Germany’s former captain believes he is destined for managerial greatness. No one else agrees. Paul Joyce reports on the coaching career of the German Bryan Robson
Lothar Matthäus is by no means the only former player to harbour delusions of managerial adequacy. Yet after five posts in six years, the coaching career of Germany’s most-capped international has a uniquely self-destructive trajectory. Convinced that he is not getting his fair dues, in terms of respect, money or a position that befits his stature, “Loddar” manages to talk his way out of jobs with the misplaced confidence of a cartoon labrador about to step on a rake.
Only Matthäus would have chosen the day that his club Red Bull Salzburg sealed the 2006-07 Austrian championship to state sniffily that there were “roles that suited him better” than being a mere assistant to Giovanni Trapattoni in a league that he had previously dismissed as “second-rate”. After following this up with public criticism of Trapattoni’s defensive tactics and player acquisitions, Matthäus was fired by Red Bull in June to no one’s surprise but his own.
He had already been axed once in Austria, by Rapid Vienna in May 2002 having coached them to their lowest-ever league position of eighth. On his departure, Rapid goalkeeper Ladislav Maier called Matthäus “the biggest fool ever” and claimed that “everyone, including the cleaning woman, is relieved that he’s gone”.
Loddar’s six-week stint as manager of Brazilian team Atlético Paranaense in 2006 was even more spectacular. Having guided the side to six wins in his first eight matches, Matthäus received a 30-day ban for calling a match official “arrogant”. He promptly flew home and announced his resignation, explaining that he had somehow not realised how far Brazil was from Europe. This was supported by the unpaid mobile phone bills of €2,700 (£1,829) that the club published on their website.
Matthäus is now being linked with the post of Czech national coach, currently held by Karel Brückner. Yet his record as manager of Hungary in 2004-05 was, at best, patchy. Despite nurturing young talent such as Hannover 96’s Szabolcs Huszti and coaching a Hungarian reserve team to a 2-0 away victory over Germany in June 2004, Matthäus was accused of picking squad members unseen and playing them out of position.
More damagingly, Loddar spent his two years in Hungary flirting shamelessly with other jobs, such as those at Hearts, PAOK Salonika and virtually every club in the Bundesliga. Matthäus missed out on the post of German national coach in 2004 due to his lack of experience – only for the job to be given to his arch-enemy Jürgen Klinsmann, who had no managerial experience at all. In fact, the closest he has come to working in Germany was coaching Borussia Banana, a team of clueless amateurs thrown together for a reality TV show. The threat of a fan boycott prevented his appointment as 1. FC Nürnberg’s manager in November 2005, whereas other German club chairmen have flinched at Loddar’s reputation for leaking information to the tabloid press.

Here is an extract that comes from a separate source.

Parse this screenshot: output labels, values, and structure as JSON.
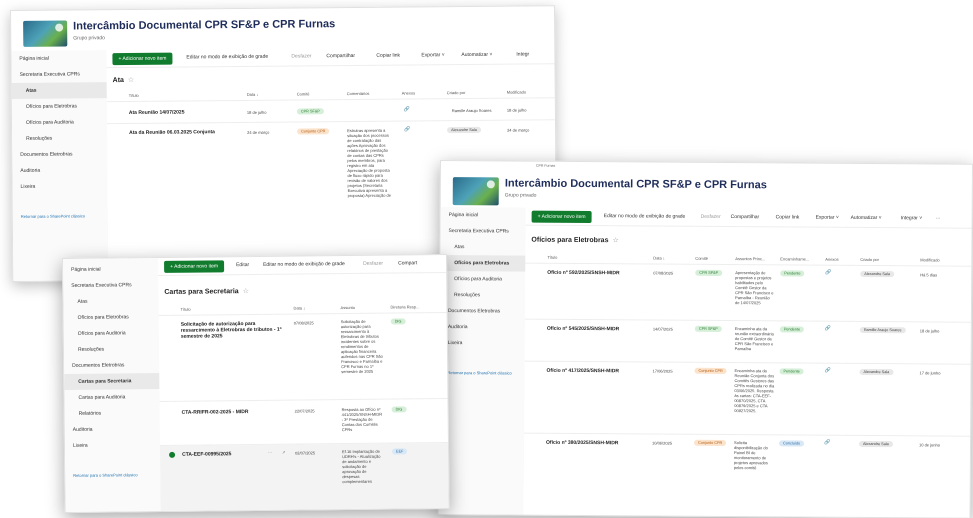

Matthäus’s inability to walk past an open microphone has often led to his downfall. In 2002, his vanity was cruelly exposed by a hoax phone call made by a radio station that appeared to offer him the job of Bavarian sports minister. Even when told that his responsibilities would include promoting finger-wrestling, Loddar declared himself honoured to accept the position. His habit of referring to himself in the third person – “A Lothar Matthäus doesn’t speak French” – also sits uneasily with the image of self-ironic modesty that German football has tried to project since the 2006 World Cup. And few have yet forgiven Matthäus for telling a Dutch tourist at the 1993 Oktoberfest that “the Dutch are all arseholes, Adolf probably forgot you”, or for greeting a women’s basketball team with the words: “Hey girls, our black player has the longest appendage.”
So what now for a man who appears even more unemployable domestically than Berti Vogts? In July, Matthäus announced that he would now like to become assistant to new Bayern Munich manager Ottmar Hitzfeld – “Ottmar and me, that would be ideal” – before possibly taking over Hitzfeld’s role himself. Yet Bayern general manager Uli Hoeness has stated that as long as he is at the club, Matthäus won’t even be hired as a groundsman. Loddar took Bayern to court in 2003, seeking an extra €500,000 from his farewell match three years earlier, although he himself still owed charities the €310,000 that he had promised them from the matchday revenue. Matthäus proved as unsuccessful here as with previous litigation against Rapid Vienna and Partizan Belgrade: the judge awarded him a mere €7,500.
From WSC 248 October 2007